Hillary Rodham Clinton is still the 2016 frontrunner, according to a new Quinnipiac poll. The newly ex-secretary of State leads Sen. Rand Paul (R) of Kentucky by eight points, 49 to 41 percent, in survey results. She’s ahead of former Florida GOP Gov. Jeb Bush by 48 to 40 percent.
Meanwhile, Vice President Joe Biden, another possible Democratic contender in 2016, trails possible Republican opponents in the Quinnipiac results. He’s behind Senator Paul by four points, 39 to 43 percent. He lags Mr. Bush by 38 to 44 percent.
But the Quinnipiac numbers aren’t all green lights and roses for Mrs. Clinton. They show a big drop in her favorability rating from previous surveys. Back in February, Quinnipiac had her at an all-time favorability high. Sixty-one percent of respondents had a positive opinion of her, with only 34 percent judging her unfavorably. The latest poll shows a drop of nine points, with a positive/negative split of 52 to 40 percent.
It’s possible that her popularity has been hurt by Republican complaints that the Obama administration did not do enough to protect US diplomats in Libya and subsequently misled the public about the nature of the fatal attack on a US building in Benghazi.
“The drop in her favorability is substantial among men, Republicans and independent voters. One reason for her drop may be that 48 percent of voters blame her either a little or a lot for the death of the American ambassador in Benghazi,” said Peter A. Brown, assistant director of the Quinnipiac University Polling Institute, in a statement.
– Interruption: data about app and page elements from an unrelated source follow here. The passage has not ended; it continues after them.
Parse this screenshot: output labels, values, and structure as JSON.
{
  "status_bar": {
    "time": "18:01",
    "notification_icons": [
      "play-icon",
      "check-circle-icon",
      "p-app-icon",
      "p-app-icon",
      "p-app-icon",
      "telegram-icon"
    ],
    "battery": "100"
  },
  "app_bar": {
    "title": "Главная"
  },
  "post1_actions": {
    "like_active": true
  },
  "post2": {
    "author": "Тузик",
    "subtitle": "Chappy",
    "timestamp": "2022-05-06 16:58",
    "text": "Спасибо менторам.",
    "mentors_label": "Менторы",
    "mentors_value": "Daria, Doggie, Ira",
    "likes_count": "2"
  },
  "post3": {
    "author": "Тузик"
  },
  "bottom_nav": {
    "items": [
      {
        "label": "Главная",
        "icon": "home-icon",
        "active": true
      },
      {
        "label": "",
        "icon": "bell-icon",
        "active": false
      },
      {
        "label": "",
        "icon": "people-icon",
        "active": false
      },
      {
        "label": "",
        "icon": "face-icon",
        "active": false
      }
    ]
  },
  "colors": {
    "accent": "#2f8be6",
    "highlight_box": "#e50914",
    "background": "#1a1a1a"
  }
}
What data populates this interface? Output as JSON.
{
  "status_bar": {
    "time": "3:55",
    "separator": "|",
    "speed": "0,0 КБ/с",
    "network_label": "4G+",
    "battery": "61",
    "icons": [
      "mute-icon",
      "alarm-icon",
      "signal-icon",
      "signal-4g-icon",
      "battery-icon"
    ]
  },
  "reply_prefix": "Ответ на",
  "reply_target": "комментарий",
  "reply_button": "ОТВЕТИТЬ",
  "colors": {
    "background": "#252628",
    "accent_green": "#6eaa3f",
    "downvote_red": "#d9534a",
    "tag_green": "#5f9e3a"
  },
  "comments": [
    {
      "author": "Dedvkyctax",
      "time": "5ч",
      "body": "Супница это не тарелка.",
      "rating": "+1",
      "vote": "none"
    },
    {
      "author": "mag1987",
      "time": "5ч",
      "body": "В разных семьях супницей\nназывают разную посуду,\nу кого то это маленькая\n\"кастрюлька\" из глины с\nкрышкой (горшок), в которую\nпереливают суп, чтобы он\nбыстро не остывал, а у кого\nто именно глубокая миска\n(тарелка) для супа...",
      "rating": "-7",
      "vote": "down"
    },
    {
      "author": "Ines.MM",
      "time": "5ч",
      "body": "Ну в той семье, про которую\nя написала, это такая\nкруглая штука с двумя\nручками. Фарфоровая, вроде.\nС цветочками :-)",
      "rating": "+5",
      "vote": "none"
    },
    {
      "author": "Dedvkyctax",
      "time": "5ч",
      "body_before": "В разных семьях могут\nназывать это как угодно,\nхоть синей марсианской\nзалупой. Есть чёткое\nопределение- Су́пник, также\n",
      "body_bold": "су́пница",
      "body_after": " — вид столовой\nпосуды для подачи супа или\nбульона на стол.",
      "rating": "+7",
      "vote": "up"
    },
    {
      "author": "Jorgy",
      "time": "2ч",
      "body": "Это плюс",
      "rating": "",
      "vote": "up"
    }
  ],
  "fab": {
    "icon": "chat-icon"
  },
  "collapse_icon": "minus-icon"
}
It’s important to remember that this just one poll, however. And other surveys show a slightly different picture. A Pew survey from earlier this month showed that the public as a whole has paid little attention to the congressional hearings on Benghazi.
“Fewer than half (44%) of Americans say they are following the hearings very or fairly closely, virtually unchanged from late January when Hillary Clinton testified,” concludes a Pew overview of that survey.
And Clinton’s favorability ratings were still quite high in April, according to Gallup data. Gallup had her at a 64 to 31 percent favorable/unfavorable split, giving her much better numbers than her then-boss, President Obama.
An alternative explanation for her poorer showing in the Quinnipiac poll is partisanship. The numbers show that some self-identified Republicans who had backed Clinton are drifting home to candidates of their own party, note Mark Murray, Domenico Montanaro, and Brooke Brower on NBC’s First Read blog.
The NBC trio notes that Clinton has also lost some support among independents. But with women voters she leads both Paul and Bush by some 20 percentage points, while trailing among male voters by single digits.
“If she runs and if that gender gap persists, she’d be VERY DIFFICULT to beat,” according to First Read.
Then there’s this final caveat: Don’t take all these numbers too seriously. It’s early yet, so early that 2016 presidential polls may be more entertainment than useful indictors.
At this point in the cycle, polls in 2008 also showed Hillary Clinton the presidential leader, points out University of Virginia political scientist Larry Sabato. In 2000, they pointed to Al Gore. In 1988, Teddy Kennedy or Gary Hart seemed the likely victor.
“Have a good laugh reading polls on ’16 Prez. AT THIS TIME in cycle polls got every open contest wrong 1960-08,” Sabato tweeted on Thursday.